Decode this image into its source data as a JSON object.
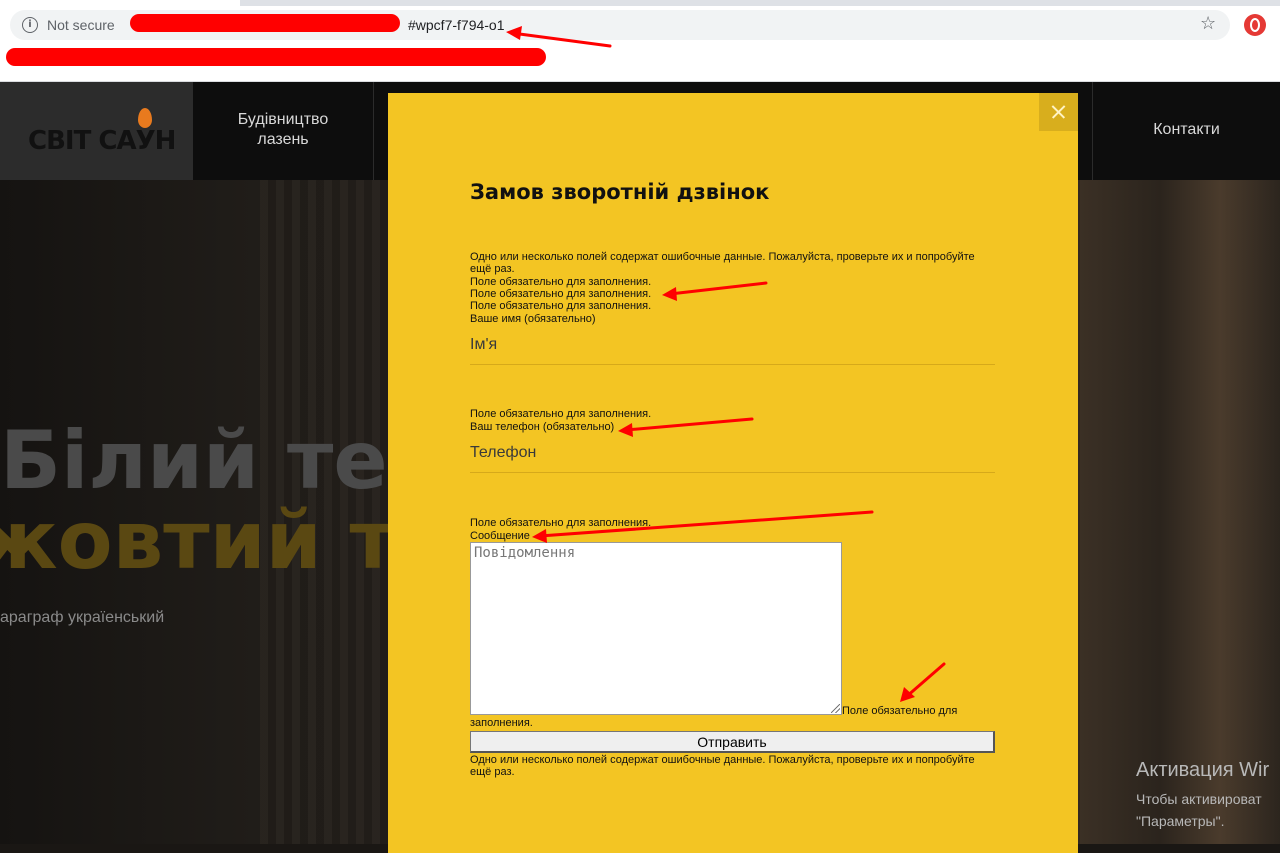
{
  "browser": {
    "security_label": "Not secure",
    "url_separator": "|",
    "url_visible": "#wpcf7-f794-o1"
  },
  "site": {
    "logo": "СВІТ САУН",
    "nav": [
      "Будівництво\nлазень",
      "Контакти"
    ]
  },
  "hero": {
    "title_line1": "Білий тек",
    "title_line2": "жовтий т",
    "paragraph": "араграф україeнський"
  },
  "modal": {
    "title": "Замов зворотній дзвінок",
    "error_summary_top": "Одно или несколько полей содержат ошибочные данные. Пожалуйста, проверьте их и попробуйте ещё раз.",
    "required_msg": "Поле обязательно для заполнения.",
    "name_label": "Ваше имя (обязательно)",
    "name_placeholder": "Ім'я",
    "phone_label": "Ваш телефон (обязательно)",
    "phone_placeholder": "Телефон",
    "message_label": "Сообщение",
    "message_placeholder": "Повідомлення",
    "required_msg_split_a": "Поле обязательно для",
    "required_msg_split_b": "заполнения.",
    "submit_label": "Отправить",
    "error_summary_bottom": "Одно или несколько полей содержат ошибочные данные. Пожалуйста, проверьте их и попробуйте ещё раз."
  },
  "windows_activation": {
    "title": "Активация Wir",
    "line1": "Чтобы активироват",
    "line2": "\"Параметры\"."
  },
  "colors": {
    "modal_bg": "#f3c523",
    "annotation_red": "#ff0000"
  }
}
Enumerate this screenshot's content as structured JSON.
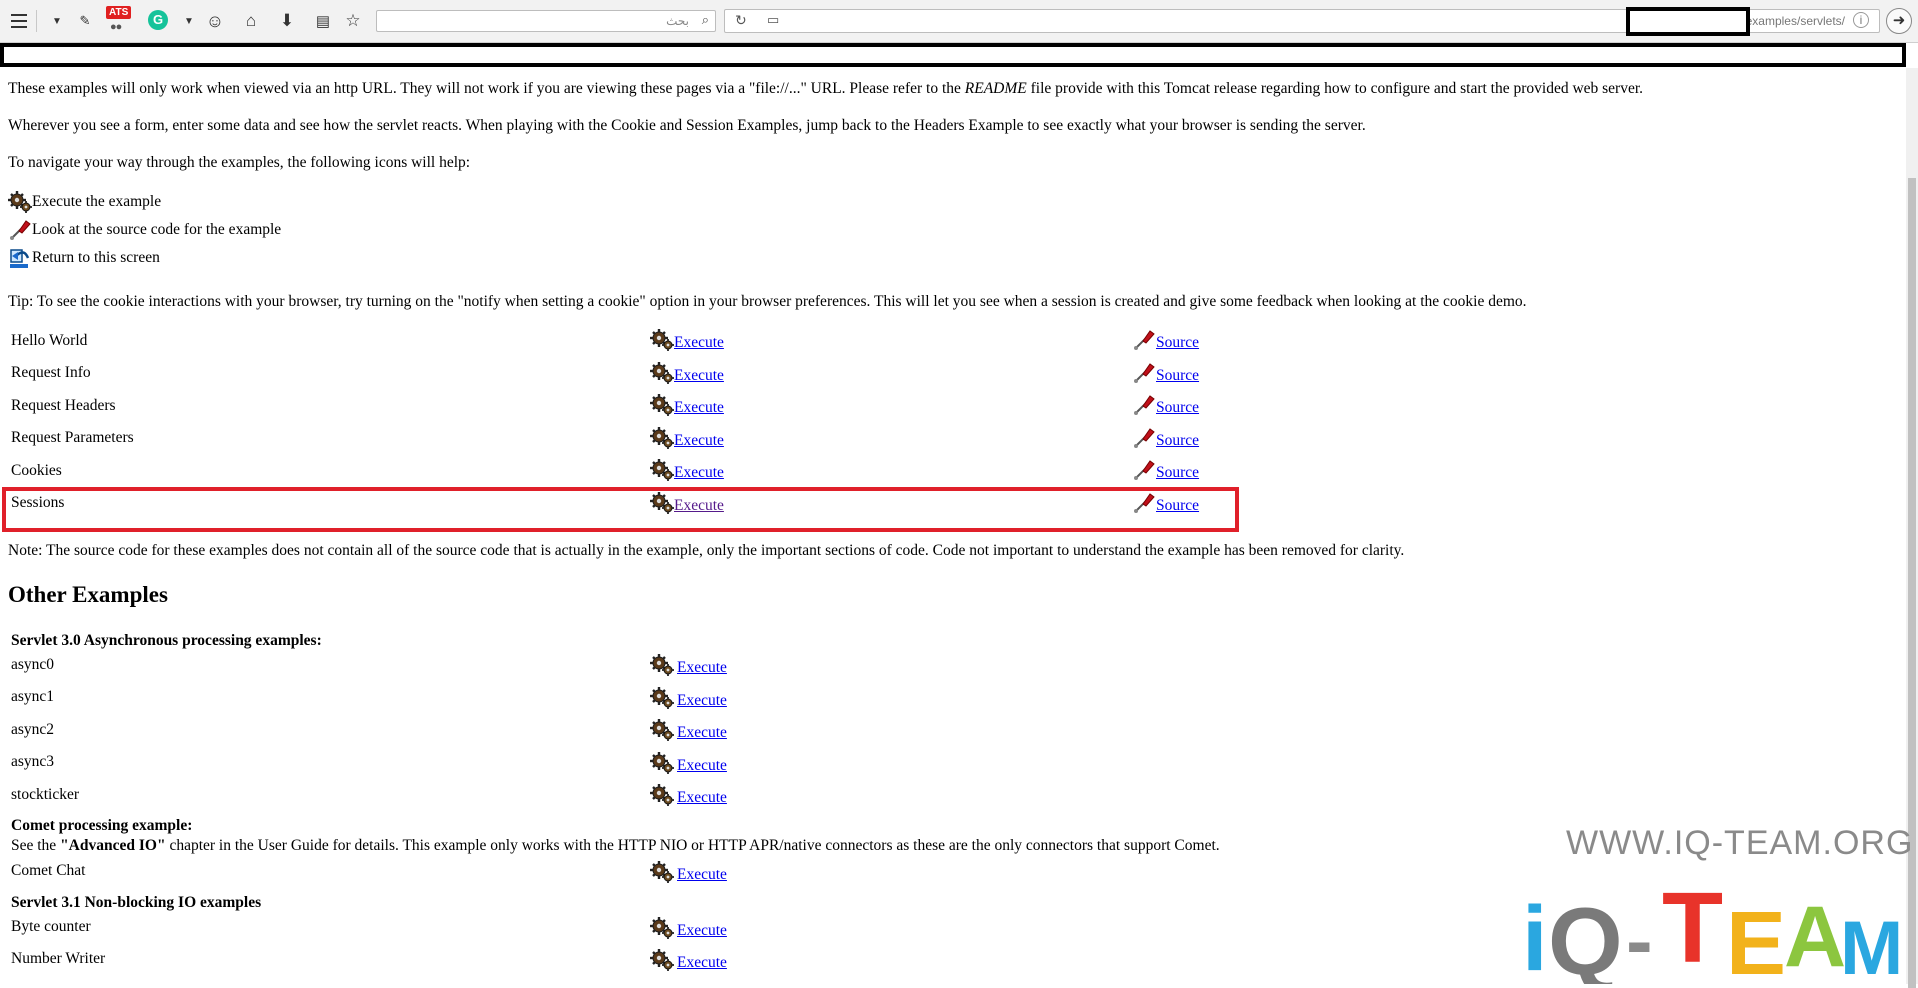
{
  "toolbar": {
    "search_placeholder": "بحث",
    "url_text": "examples/servlets/",
    "ats_badge": "ATS",
    "grammarly_letter": "G"
  },
  "intro": {
    "p1_before": "These examples will only work when viewed via an http URL. They will not work if you are viewing these pages via a \"file://...\" URL. Please refer to the ",
    "p1_readme": "README",
    "p1_after": " file provide with this Tomcat release regarding how to configure and start the provided web server.",
    "p2": "Wherever you see a form, enter some data and see how the servlet reacts. When playing with the Cookie and Session Examples, jump back to the Headers Example to see exactly what your browser is sending the server.",
    "p3": "To navigate your way through the examples, the following icons will help:"
  },
  "legend": [
    {
      "icon": "execute-icon",
      "label": "Execute the example"
    },
    {
      "icon": "source-icon",
      "label": "Look at the source code for the example"
    },
    {
      "icon": "return-icon",
      "label": "Return to this screen"
    }
  ],
  "tip": "Tip: To see the cookie interactions with your browser, try turning on the \"notify when setting a cookie\" option in your browser preferences. This will let you see when a session is created and give some feedback when looking at the cookie demo.",
  "examples": [
    {
      "name": "Hello World",
      "execute": "Execute",
      "source": "Source"
    },
    {
      "name": "Request Info",
      "execute": "Execute",
      "source": "Source"
    },
    {
      "name": "Request Headers",
      "execute": "Execute",
      "source": "Source"
    },
    {
      "name": "Request Parameters",
      "execute": "Execute",
      "source": "Source"
    },
    {
      "name": "Cookies",
      "execute": "Execute",
      "source": "Source"
    },
    {
      "name": "Sessions",
      "execute": "Execute",
      "source": "Source"
    }
  ],
  "note": "Note: The source code for these examples does not contain all of the source code that is actually in the example, only the important sections of code. Code not important to understand the example has been removed for clarity.",
  "other": {
    "heading": "Other Examples",
    "async_heading": "Servlet 3.0 Asynchronous processing examples:",
    "async_items": [
      {
        "name": "async0",
        "execute": "Execute"
      },
      {
        "name": "async1",
        "execute": "Execute"
      },
      {
        "name": "async2",
        "execute": "Execute"
      },
      {
        "name": "async3",
        "execute": "Execute"
      },
      {
        "name": "stockticker",
        "execute": "Execute"
      }
    ],
    "comet_heading": "Comet processing example:",
    "comet_desc_before": "See the ",
    "comet_desc_bold": "\"Advanced IO\"",
    "comet_desc_after": " chapter in the User Guide for details. This example only works with the HTTP NIO or HTTP APR/native connectors as these are the only connectors that support Comet.",
    "comet_item": {
      "name": "Comet Chat",
      "execute": "Execute"
    },
    "nio_heading": "Servlet 3.1 Non-blocking IO examples",
    "nio_items": [
      {
        "name": "Byte counter",
        "execute": "Execute"
      },
      {
        "name": "Number Writer",
        "execute": "Execute"
      }
    ]
  },
  "watermark": {
    "url": "WWW.IQ-TEAM.ORG",
    "logo_text": "iQ-TEAM"
  }
}
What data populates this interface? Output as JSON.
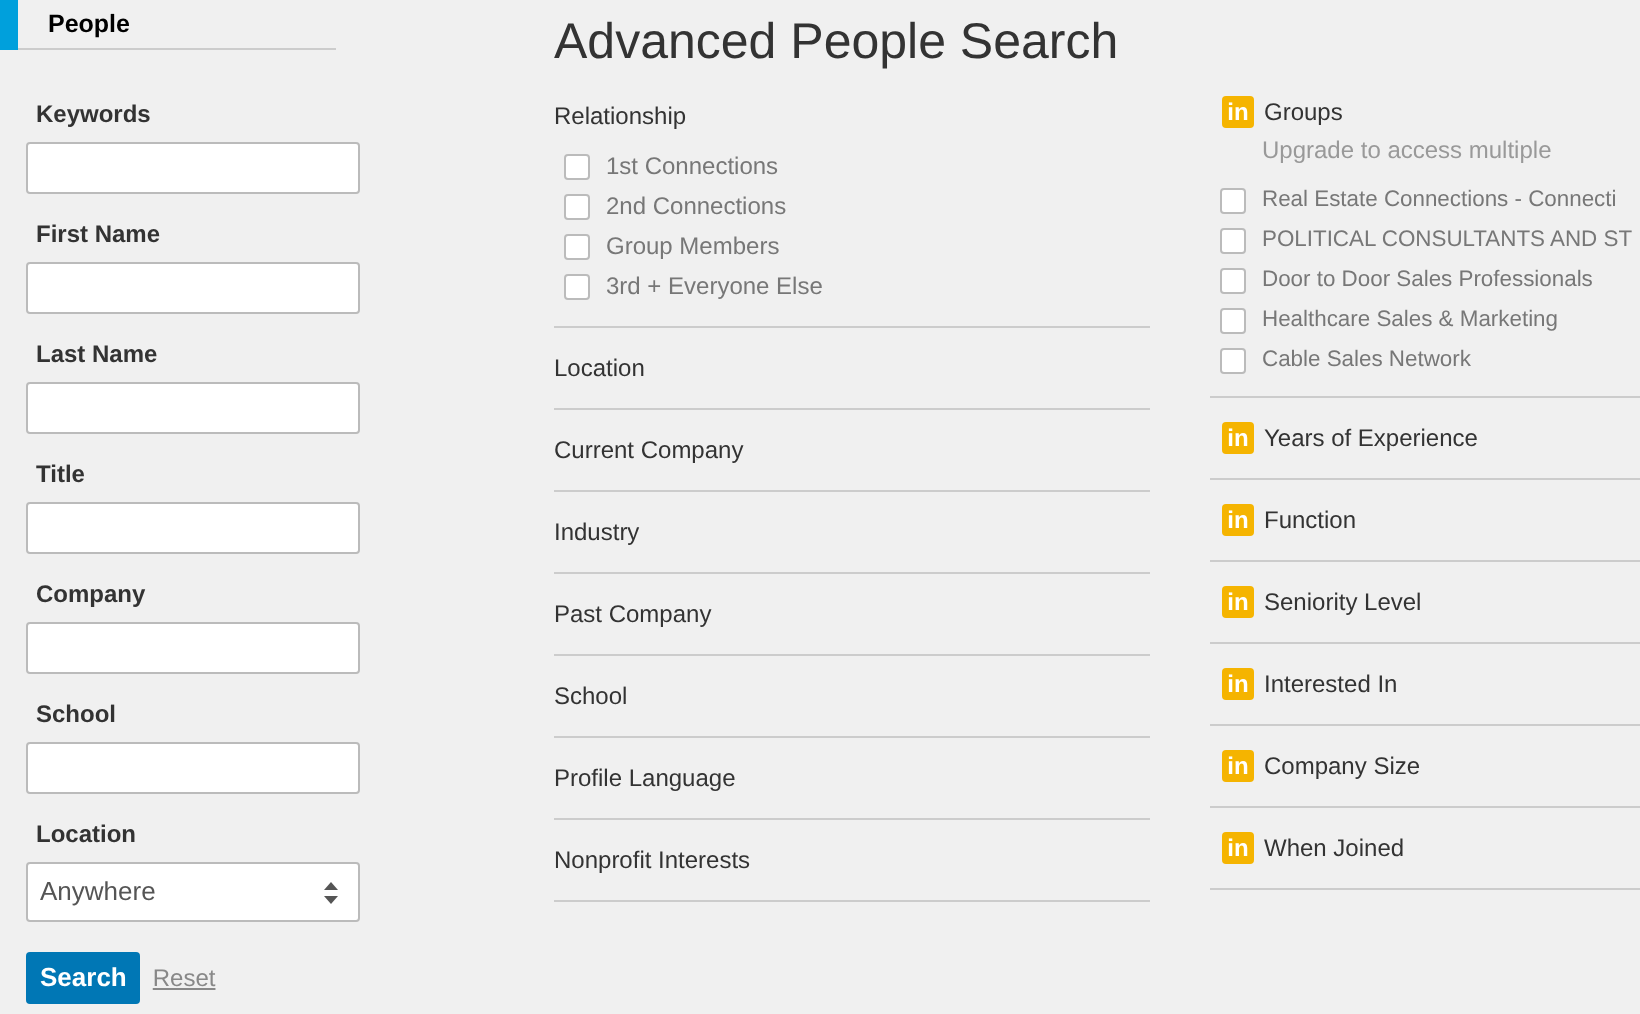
{
  "sidebar": {
    "tab": {
      "label": "People",
      "selected": true
    },
    "fields": [
      {
        "label": "Keywords",
        "kind": "text"
      },
      {
        "label": "First Name",
        "kind": "text"
      },
      {
        "label": "Last Name",
        "kind": "text"
      },
      {
        "label": "Title",
        "kind": "text"
      },
      {
        "label": "Company",
        "kind": "text"
      },
      {
        "label": "School",
        "kind": "text"
      },
      {
        "label": "Location",
        "kind": "select",
        "value": "Anywhere"
      }
    ],
    "search_button": "Search",
    "reset_link": "Reset"
  },
  "title": "Advanced People Search",
  "relationship": {
    "label": "Relationship",
    "options": [
      {
        "label": "1st Connections",
        "checked": false
      },
      {
        "label": "2nd Connections",
        "checked": false
      },
      {
        "label": "Group Members",
        "checked": false
      },
      {
        "label": "3rd + Everyone Else",
        "checked": false
      }
    ]
  },
  "facets": [
    "Location",
    "Current Company",
    "Industry",
    "Past Company",
    "School",
    "Profile Language",
    "Nonprofit Interests"
  ],
  "groups": {
    "badge": "in",
    "label": "Groups",
    "note": "Upgrade to access multiple",
    "options": [
      {
        "label": "Real Estate Connections - Connecti",
        "checked": false
      },
      {
        "label": "POLITICAL CONSULTANTS AND ST",
        "checked": false
      },
      {
        "label": "Door to Door Sales Professionals",
        "checked": false
      },
      {
        "label": "Healthcare Sales & Marketing",
        "checked": false
      },
      {
        "label": "Cable Sales Network",
        "checked": false
      }
    ]
  },
  "premium_facets": [
    {
      "badge": "in",
      "label": "Years of Experience"
    },
    {
      "badge": "in",
      "label": "Function"
    },
    {
      "badge": "in",
      "label": "Seniority Level"
    },
    {
      "badge": "in",
      "label": "Interested In"
    },
    {
      "badge": "in",
      "label": "Company Size"
    },
    {
      "badge": "in",
      "label": "When Joined"
    }
  ]
}
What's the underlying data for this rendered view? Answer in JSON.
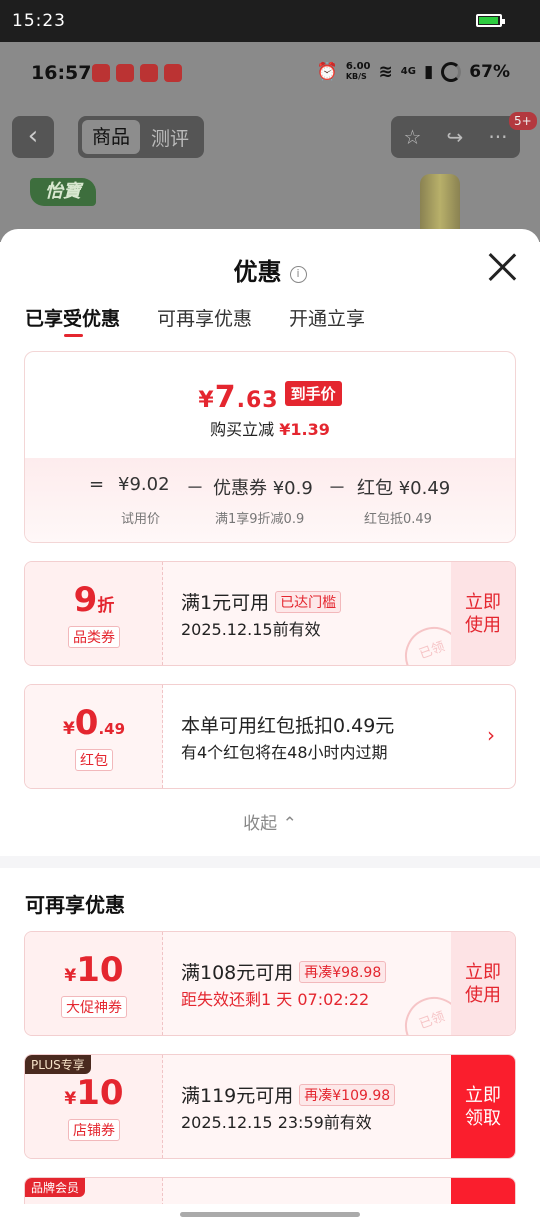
{
  "outer_status": {
    "time": "15:23"
  },
  "bg_status": {
    "time": "16:57",
    "net_speed_top": "6.00",
    "net_speed_bottom": "KB/S",
    "net_type": "4G",
    "battery": "67%"
  },
  "bg_nav": {
    "back": "‹",
    "tab_active": "商品",
    "tab_other": "测评",
    "fav_icon": "☆",
    "share_icon": "↪",
    "more_icon": "···",
    "badge": "5+",
    "logo": "怡寶"
  },
  "sheet": {
    "title": "优惠",
    "info": "i",
    "tabs": [
      "已享受优惠",
      "可再享优惠",
      "开通立享"
    ],
    "summary": {
      "final_symbol": "¥",
      "final_int": "7",
      "final_dec": ".63",
      "final_tag": "到手价",
      "reduce_label": "购买立减",
      "reduce_value": "¥1.39",
      "eq": "=",
      "trial_price": "¥9.02",
      "minus1": "－",
      "coupon_part": "优惠券 ¥0.9",
      "minus2": "－",
      "redpack_part": "红包 ¥0.49",
      "trial_label": "试用价",
      "coupon_label": "满1享9折减0.9",
      "redpack_label": "红包抵0.49"
    },
    "enjoyed": [
      {
        "amount": "9",
        "unit": "折",
        "label": "品类券",
        "title": "满1元可用",
        "pill": "已达门槛",
        "sub": "2025.12.15前有效",
        "action_line1": "立即",
        "action_line2": "使用",
        "stamp": "已领"
      },
      {
        "prefix": "¥",
        "amount": "0",
        "decimal": ".49",
        "label": "红包",
        "title": "本单可用红包抵扣0.49元",
        "sub": "有4个红包将在48小时内过期",
        "chevron": "›"
      }
    ],
    "collapse": "收起 ⌃",
    "more_title": "可再享优惠",
    "more": [
      {
        "prefix": "¥",
        "amount": "10",
        "label": "大促神券",
        "title": "满108元可用",
        "pill": "再凑¥98.98",
        "sub": "距失效还剩1 天 07:02:22",
        "action_line1": "立即",
        "action_line2": "使用",
        "stamp": "已领"
      },
      {
        "tag": "PLUS专享",
        "prefix": "¥",
        "amount": "10",
        "label": "店铺券",
        "title": "满119元可用",
        "pill": "再凑¥109.98",
        "sub": "2025.12.15 23:59前有效",
        "action_line1": "立即",
        "action_line2": "领取"
      },
      {
        "tag": "品牌会员"
      }
    ]
  },
  "colors": {
    "accent": "#e4262f",
    "solid_button": "#fa1e2d"
  }
}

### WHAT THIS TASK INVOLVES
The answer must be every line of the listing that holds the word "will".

### TASK RESPONSE
    "p1_before": "These examples will only work when viewed via an http URL. They will not work if you are viewing these pages via a \"file://...\" URL. Please refer to the ",
    "p3": "To navigate your way through the examples, the following icons will help:"
  "tip": "Tip: To see the cookie interactions with your browser, try turning on the \"notify when setting a cookie\" option in your browser preferences. This will let you see when a session is created and give some feedback when looking at the cookie demo.",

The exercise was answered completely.